The answer to this is, to my mind, both yes and no.
Firstly, in the process of stripping back the cards to their very basics in The Raven’s Prophecy Tarot there is an eradication of the subtle color symbolism rhat makes most Tarot decks so visually stimulating and exciting.
It should be remembered that in the Raven’s Prophecy deck nearly every card, irrespective of whether it is a Major, Minor or Court card has a black background.
Heck, this is one hell of a dark deck!
I felt that sometimes this lack of color was effective and at other times, such as when a card is particularly positive such as in the case of The Sun, it does not work.
Where this minimalitic approach does work well is that being offered a single symbol for readings makes the process of divination a great deal easier than a card full of tons of visual elements – any of which can mean pretty well anything to different readers (unless, of course, you study the Golden Dawn color scheme).
After some time using the deck I found that I actually liked the simplified approach to the reading the Tarot that this deck offers.
What is evident is that the author thought very carefully about the correct symbolic image to use on each card and, despite their simplicity the majority of the cards in this deck contain subtle and extremely clever nuances – all of which gives this deck a real sense of character.
I would also add in passing that this is beautifully weighted deck and one that shuffles superbly well for reasons that I feel must relate to their card stock and finish.
What I was not so keen on was the accompanying book which has all the hallmarks of being an uncompleted project.
Whilst the keywords and descriptions are good I found that as a manual it lacked a great deal of useful additional details such as reversed card meanings, Tarot spreads tailored to the decks theme and advice on how to connect deeply to the mythology that spawned them.
Overall, though, despite the fact that this deck takes a lot of chances and dices with the strong possibility of falling down and bastardizing a much loved divination system, to my mind, it does none of these things and the result is an excellent Tarot deck – one that styles itself more closely to the other popular card-based divination system of Lenormand.
So it’s a definate thumbs up for ‘The Raven’s Prophecy Tarot’—one which I feel will be a real grower for me over time. My only reticence is that my enthusiasm is slightly tempered by a twinge of sadness that it is quite so bleak in parts and that its rather incomplete accompanying book does not do it full justice.
Dark, foreboding and strangely alluring the Raven’s Prophecy Tarot is a marked departure from the complexities of orthodox Tarot decks.
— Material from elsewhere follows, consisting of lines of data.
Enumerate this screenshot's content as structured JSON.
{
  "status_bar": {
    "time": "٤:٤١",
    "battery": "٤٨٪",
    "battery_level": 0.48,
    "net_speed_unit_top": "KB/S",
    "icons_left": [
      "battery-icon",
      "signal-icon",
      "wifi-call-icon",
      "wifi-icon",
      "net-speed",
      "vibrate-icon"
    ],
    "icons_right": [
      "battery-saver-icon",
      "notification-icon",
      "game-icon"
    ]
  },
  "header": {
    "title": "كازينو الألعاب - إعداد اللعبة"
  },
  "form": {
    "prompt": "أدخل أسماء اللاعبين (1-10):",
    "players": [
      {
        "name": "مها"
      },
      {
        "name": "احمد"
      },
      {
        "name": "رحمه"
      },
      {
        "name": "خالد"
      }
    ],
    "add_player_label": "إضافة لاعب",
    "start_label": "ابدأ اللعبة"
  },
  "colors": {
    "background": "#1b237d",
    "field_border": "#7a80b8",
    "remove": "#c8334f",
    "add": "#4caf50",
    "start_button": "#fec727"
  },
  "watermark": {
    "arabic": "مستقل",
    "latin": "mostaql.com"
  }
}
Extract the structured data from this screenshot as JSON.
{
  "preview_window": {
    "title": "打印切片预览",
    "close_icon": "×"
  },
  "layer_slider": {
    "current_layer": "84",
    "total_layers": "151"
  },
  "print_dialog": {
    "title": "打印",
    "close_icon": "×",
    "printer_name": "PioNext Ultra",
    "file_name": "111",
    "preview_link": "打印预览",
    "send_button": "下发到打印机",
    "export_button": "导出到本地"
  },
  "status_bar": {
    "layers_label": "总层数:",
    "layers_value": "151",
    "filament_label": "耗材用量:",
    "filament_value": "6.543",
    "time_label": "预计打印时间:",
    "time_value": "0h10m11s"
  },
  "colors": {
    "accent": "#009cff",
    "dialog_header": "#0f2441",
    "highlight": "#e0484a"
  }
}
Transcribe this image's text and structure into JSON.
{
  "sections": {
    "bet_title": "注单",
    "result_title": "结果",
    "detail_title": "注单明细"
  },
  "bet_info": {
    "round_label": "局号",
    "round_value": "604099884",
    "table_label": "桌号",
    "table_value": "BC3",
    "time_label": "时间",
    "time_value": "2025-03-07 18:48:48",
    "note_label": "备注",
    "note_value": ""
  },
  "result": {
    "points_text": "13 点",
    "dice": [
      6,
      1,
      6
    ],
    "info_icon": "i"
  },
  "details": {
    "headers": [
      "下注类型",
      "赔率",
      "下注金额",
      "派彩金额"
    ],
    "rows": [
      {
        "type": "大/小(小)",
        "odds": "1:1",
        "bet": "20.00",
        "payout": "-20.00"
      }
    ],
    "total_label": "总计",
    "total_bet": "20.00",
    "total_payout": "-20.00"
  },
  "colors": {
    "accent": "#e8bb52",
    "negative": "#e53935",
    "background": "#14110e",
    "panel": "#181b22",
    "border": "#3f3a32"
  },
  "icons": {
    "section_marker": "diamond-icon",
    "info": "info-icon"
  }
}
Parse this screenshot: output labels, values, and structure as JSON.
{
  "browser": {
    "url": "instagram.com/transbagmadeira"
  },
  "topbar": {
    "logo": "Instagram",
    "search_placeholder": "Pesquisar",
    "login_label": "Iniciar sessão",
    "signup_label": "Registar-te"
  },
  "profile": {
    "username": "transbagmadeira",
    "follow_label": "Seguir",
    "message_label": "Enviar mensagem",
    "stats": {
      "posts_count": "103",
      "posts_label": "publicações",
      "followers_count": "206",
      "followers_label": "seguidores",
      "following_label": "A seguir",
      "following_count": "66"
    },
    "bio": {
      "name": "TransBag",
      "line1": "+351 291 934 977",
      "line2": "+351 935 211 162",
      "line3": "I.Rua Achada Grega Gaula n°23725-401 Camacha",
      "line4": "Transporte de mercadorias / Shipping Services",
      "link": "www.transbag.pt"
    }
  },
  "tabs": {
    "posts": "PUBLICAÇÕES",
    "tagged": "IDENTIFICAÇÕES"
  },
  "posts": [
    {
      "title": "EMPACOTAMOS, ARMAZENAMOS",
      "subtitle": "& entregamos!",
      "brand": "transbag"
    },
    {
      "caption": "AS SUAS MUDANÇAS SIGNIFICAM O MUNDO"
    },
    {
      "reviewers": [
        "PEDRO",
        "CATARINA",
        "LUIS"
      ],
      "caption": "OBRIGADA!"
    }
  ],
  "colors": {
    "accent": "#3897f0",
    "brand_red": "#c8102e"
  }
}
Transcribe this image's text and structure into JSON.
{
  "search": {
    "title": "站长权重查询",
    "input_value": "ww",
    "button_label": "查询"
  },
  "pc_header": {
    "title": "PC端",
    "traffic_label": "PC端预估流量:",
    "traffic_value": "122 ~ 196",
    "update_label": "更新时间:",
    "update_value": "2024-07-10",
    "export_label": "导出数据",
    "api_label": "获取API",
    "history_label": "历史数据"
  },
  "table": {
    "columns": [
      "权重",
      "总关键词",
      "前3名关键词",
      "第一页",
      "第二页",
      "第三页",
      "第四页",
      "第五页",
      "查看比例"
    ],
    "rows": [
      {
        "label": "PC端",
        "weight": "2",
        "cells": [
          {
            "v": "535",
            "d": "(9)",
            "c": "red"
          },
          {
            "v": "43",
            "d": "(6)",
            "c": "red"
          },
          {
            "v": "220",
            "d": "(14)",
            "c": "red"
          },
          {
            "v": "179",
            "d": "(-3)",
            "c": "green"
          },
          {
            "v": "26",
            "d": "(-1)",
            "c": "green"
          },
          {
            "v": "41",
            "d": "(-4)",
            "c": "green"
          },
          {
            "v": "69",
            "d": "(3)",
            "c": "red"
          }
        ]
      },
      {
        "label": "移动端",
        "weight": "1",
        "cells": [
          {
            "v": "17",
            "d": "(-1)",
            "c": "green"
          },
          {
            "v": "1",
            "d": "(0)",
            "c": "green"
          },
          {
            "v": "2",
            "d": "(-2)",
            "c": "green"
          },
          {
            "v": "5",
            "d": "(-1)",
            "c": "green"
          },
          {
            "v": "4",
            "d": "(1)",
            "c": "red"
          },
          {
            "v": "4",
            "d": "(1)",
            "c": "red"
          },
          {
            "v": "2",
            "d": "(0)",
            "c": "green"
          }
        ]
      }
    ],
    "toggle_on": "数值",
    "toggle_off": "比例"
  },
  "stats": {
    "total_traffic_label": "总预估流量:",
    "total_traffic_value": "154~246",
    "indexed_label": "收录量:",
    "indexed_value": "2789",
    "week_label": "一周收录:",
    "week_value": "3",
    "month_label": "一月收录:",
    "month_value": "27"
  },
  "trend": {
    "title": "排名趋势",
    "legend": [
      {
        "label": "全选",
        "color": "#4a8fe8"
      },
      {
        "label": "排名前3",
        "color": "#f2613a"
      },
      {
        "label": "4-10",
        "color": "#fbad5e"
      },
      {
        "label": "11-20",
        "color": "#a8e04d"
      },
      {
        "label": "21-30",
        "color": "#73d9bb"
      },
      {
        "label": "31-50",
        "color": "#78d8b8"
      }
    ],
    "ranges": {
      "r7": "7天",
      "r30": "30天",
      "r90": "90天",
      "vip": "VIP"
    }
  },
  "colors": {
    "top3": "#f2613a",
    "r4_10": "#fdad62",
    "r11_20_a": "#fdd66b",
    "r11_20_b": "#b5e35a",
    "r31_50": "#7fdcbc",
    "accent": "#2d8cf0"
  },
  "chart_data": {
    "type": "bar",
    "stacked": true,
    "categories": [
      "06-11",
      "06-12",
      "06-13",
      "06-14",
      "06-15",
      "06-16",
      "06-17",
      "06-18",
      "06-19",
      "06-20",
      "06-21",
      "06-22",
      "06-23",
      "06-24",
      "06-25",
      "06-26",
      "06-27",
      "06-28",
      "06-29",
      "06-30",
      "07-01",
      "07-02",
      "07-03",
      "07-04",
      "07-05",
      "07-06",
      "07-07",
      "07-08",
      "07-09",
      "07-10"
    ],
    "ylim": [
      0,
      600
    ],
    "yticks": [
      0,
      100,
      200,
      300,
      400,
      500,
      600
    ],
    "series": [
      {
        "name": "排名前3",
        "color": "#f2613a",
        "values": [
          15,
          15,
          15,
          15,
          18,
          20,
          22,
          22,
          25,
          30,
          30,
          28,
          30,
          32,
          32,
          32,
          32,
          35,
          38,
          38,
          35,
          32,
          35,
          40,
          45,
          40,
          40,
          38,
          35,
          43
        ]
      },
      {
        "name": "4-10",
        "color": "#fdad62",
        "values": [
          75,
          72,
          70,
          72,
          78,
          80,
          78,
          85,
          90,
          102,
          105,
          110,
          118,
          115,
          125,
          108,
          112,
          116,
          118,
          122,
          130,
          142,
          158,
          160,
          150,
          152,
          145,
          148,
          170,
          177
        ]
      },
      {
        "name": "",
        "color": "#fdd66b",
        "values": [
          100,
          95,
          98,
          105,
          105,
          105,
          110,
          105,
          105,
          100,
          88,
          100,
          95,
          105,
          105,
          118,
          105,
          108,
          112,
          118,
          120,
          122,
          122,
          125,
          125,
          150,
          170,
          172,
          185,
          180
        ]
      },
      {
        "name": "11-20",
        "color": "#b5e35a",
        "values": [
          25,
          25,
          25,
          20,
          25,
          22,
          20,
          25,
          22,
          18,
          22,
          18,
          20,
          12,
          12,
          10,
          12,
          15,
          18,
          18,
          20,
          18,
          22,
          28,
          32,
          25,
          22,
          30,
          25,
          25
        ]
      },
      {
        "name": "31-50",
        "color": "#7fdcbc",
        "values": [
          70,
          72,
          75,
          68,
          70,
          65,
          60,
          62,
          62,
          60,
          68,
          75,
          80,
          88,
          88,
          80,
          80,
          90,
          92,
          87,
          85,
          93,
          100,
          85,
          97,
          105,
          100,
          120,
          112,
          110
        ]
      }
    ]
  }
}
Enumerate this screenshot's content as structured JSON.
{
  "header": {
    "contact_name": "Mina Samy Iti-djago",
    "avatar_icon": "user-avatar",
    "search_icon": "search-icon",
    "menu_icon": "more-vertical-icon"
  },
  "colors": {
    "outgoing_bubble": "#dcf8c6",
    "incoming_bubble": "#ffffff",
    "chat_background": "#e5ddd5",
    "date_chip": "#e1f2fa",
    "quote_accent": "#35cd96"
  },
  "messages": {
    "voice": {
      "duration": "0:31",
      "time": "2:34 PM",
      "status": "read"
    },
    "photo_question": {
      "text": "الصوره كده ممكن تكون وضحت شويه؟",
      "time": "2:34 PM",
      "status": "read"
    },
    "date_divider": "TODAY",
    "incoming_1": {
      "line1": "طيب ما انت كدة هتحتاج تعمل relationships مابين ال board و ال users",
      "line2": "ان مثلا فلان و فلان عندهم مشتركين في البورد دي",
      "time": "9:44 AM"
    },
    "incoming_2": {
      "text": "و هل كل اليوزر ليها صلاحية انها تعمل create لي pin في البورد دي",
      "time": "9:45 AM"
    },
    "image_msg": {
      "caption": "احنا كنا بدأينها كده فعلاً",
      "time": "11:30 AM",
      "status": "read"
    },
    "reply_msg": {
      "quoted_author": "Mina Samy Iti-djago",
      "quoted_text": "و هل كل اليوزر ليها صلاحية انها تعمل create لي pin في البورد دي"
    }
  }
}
Within its starkness there lies an inherent beauty awaiting to be discovered by a new generation of Tarot adventurers.